Starting Point Behavioral Healthcare (SPBH) has served Nassau County and the surrounding communities in Northeast Florida since 1992. The nonprofit behavioral healthcare organization provides psychiatric, mental health and substance use disorder treatment services, emergency services, and community education and awareness. Despite COVID-19, in 2020, SPBH served 3,965 clients, and provided over $400,000 in charity care. SPBH offers a coordinated approach to meet the individual needs of each client and addresses the total behavioral health needs of the community. Starting Point Behavioral Healthcare’s motto is “Healing Begins Here.”
Florida Community Loan Fund has provided $2.5 million in financing to SPBH for property acquisition, renovations, and hurricane damage repairs. Learn more about our partnership here.
While COVID-19 caused many disruptions, SPBH found ways to quickly respond to these challenges and continue serving its community.

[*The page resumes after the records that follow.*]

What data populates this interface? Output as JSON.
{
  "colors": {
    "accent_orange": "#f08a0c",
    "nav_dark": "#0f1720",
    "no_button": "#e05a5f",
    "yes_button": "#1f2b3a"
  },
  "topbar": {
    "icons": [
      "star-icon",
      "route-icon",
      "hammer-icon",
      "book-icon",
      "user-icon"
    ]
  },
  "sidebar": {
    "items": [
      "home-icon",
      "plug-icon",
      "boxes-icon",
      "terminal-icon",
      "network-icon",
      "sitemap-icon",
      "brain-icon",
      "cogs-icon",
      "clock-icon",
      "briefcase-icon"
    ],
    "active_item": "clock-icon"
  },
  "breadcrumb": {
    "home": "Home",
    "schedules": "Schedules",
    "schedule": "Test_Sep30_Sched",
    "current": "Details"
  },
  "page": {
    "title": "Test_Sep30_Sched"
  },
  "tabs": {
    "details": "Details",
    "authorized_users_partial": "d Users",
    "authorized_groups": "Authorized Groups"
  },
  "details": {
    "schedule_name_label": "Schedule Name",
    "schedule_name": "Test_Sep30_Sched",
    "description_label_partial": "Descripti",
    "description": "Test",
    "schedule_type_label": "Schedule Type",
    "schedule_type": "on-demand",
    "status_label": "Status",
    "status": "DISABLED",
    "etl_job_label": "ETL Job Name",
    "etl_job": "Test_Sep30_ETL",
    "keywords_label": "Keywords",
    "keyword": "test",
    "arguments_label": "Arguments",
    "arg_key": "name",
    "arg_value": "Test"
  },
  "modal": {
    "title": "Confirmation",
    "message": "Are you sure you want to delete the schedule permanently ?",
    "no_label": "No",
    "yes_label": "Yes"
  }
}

From expanding telehealth options and ensuring client access to technology to redesigning office space to create partitioned rooms for clients, SPBH strives to balance and manage high anxiety levels for clients and staff through the pandemic ups and downs. As they continue their important work, SPBH has shared many client stories of healing on their website. Below we share two of these stories.

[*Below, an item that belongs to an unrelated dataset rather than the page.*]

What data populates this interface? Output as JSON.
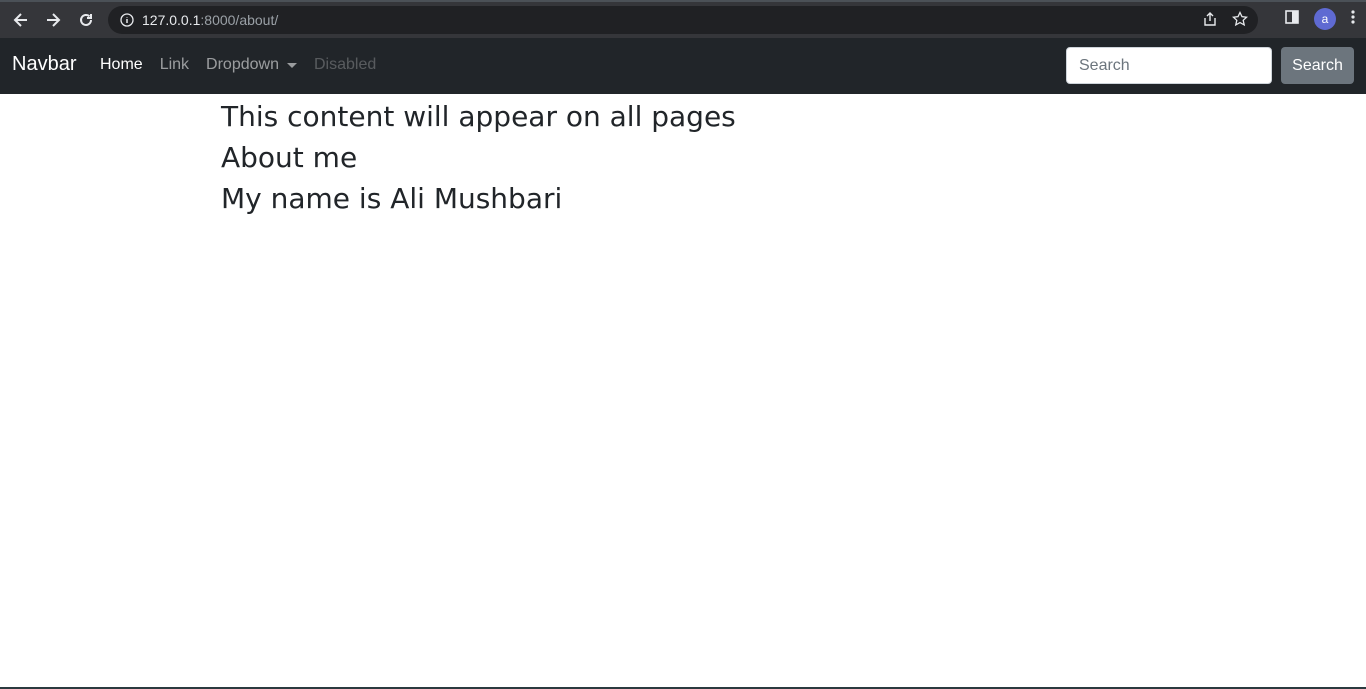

Pictured above: a Starting Point Behavioral Healthcare drop-in center, acquired with FCLF financing. Below, SPBH mobile response team and mental health first aid graduates.
Elliott overcomes behavioral health challenges and is now a business owner.
It was 2002, and Elliot just moved to Nassau County from Philadelphia. After years of drugs, drinking and hospitalizations for suicide attempts, he made the decision to stop drinking. His first AA meeting was in a building across the street from Sutton Place (now Starting Point Behavioral Healthcare) and that is where he met Katrina Robinson-Wheeler, Starting Point’s Community Liaison and Trainer. Today, Elliot is a small business owner, a yoga instructor, life coach and a drummer. He is working toward becoming a professional speaker because he wants to share his life lessons with those who might be struggling with similar issues. His first public speaking engagement is scheduled in the near future and his subject will be 'finding the beauty in the ordinary.'
“I want to do something that is going to help somebody, I’ve come a long way. I re-learn over and over again that nothing outside of myself is going to make me happy. Of course, there are still times of challenge. But I do the best I can, and I’m ok with that.”
Jason recovers from threats of suicide and advises others to seek help.
Finding their son in a life-or-death crisis was a shock to Jason’s parents. Just 16, Jason seemed fine, even happy, during the vacation they had just returned from the day before. So imagine their distress when they received a call that he was threatening suicide. Starting Point’s Mobile Response Team was called out by police responding to the emergency. The mental health professional on duty arrived to assess the situation, and along with his parents made a plan for the beginning of a transition in Jason’s life. After a brief hospitalization, Jason returned home and began a therapy program – meeting with his Starting Point counselor weekly at first, and now monthly. Jason says the biggest change he recognized is that he has become more aware of his feelings and how they affect him, and he has learned he can take action to cope with those feelings, instead of reacting. Jason’s dad says the family has learned a great deal about communicating with one another. Jason said his advice to friends in a similar situation is simple: open up to others.
“It was one of the first times I ever felt comfortable sharing how I was feeling. I was able to open up, and I feel like it definitely got me the help I needed. Open up to others, even if it’s hard, even if you don’t want to. Everything gets so much better when you are accepting help. Don’t just stay in your own head, you really do need to get help.”